At the Vancouver Art Gallery until January 10, 2016
Adapted from an internationally touring retrospective, Lee Bul’s solo show at the Vancouver Art Gallery pulls together diverse aspects of her acclaimed career. It touches on a number of the Korean artist’s interests and expressions over the past 15 years, from early drawings of costumes for street performances to interactive, architectonic sculptures. The last gallery in the exhibition is installed as if it were the artist’s studio, filled with two- and three-dimensional studies for recent installation and sculpture projects.
Born in South Korea in 1964, Lee was the daughter of political dissidents opposed to the country’s then-military dictatorship. The art she began producing in the late 1980s and early 1990s was political too, although not in the sense of explicitly opposing a totalitarian form of government. Rather, it critiqued other ideologies and cultural constructs, especially those around gender, sexuality, and desire. Her large coloured drawings of the full-body soft sculptures she wore during her performances are wonderful works in themselves. Through the expressive depiction of bulging flesh and grotesquely dangling appendages—feet,hands, tentacles—they convey both the monstrous and the seductive and are among the most compelling works in the show.
Other drawings are studies for her installations of rotting fish embellished with sequins (again conflating the beautiful and the repellent) and her well-known series of cyborg sculptures (folding sexual allure and art historical representations of female beauty into society’s fearful anticipation of robotic technologies and artificial intelligence). Also on view are 72 works on paper developing ideas for an ambitious grouping of interconnected sculptures, Theatrum Orbis Terrarum. Again, Lee’s drawings are fluid and articulate.
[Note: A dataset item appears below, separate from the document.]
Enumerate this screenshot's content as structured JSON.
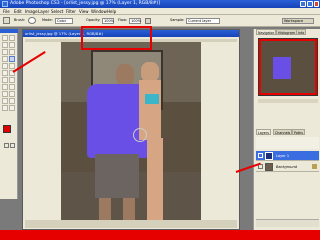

Since the turn of the millennium, Lee’s sculptures have been largely architectural in form and reference, addressing humankind’s aspirations toward a utopian way of life. These works are also informed by the artist’s concerns about the rapid and decidedly nonutopian urbanization and development in her home country—and throughout the world. Her references here include both early modernist and contemporary thinkers, from the German architect Bruno Taut and Russian philosopher Mikhail Bakhtin to French cultural theorist Jean-François Lyotard and American psychologist Julian Jaynes.
Pages from Jaynes’s book The Origin of Consciousness in the Breakdown of the Bicameral Mind, in both English and Korean, are pasted on the exterior of Lee’s walk-through sculpture Via Negativa. Together with the Jaynes text, the mirrored interior of this work, a maze filled with a disorienting succession of reflecting angles, turns, and dead ends, suggests a confrontation with ourselves, of who we are and how we have constructed a sense of self. (A word of warning: for the claustrophobic, navigating Via Negativa can be a panic-inducing experience.) This work also calls up a succession of mirrored rooms and corridors by contemporary artists, from Lucas Samaras to Ken Lum.
The untitled, chandelierlike sculpture hanging in the VAG’s rotunda alludes, somewhat obliquely, to Taut’s 1917 proposal for a utopian, mountain-sized glass structure. Lee’s mixed-media sculpture, with its draped and dangling strands of crystal, glass, and acrylic beads, does not attempt to mimic such a form but does communicate a kind of wonder. (In fact, it is a bit reminiscent of a galleon.) At the same time, the more angular, sharp, and abrupt metal forms within it create an intentional dissonance, suggestive of postmodern skepticism. Within this glittering fantasy resides an acknowledgment of the impossibility of ever achieving the past’s conception of a utopian future.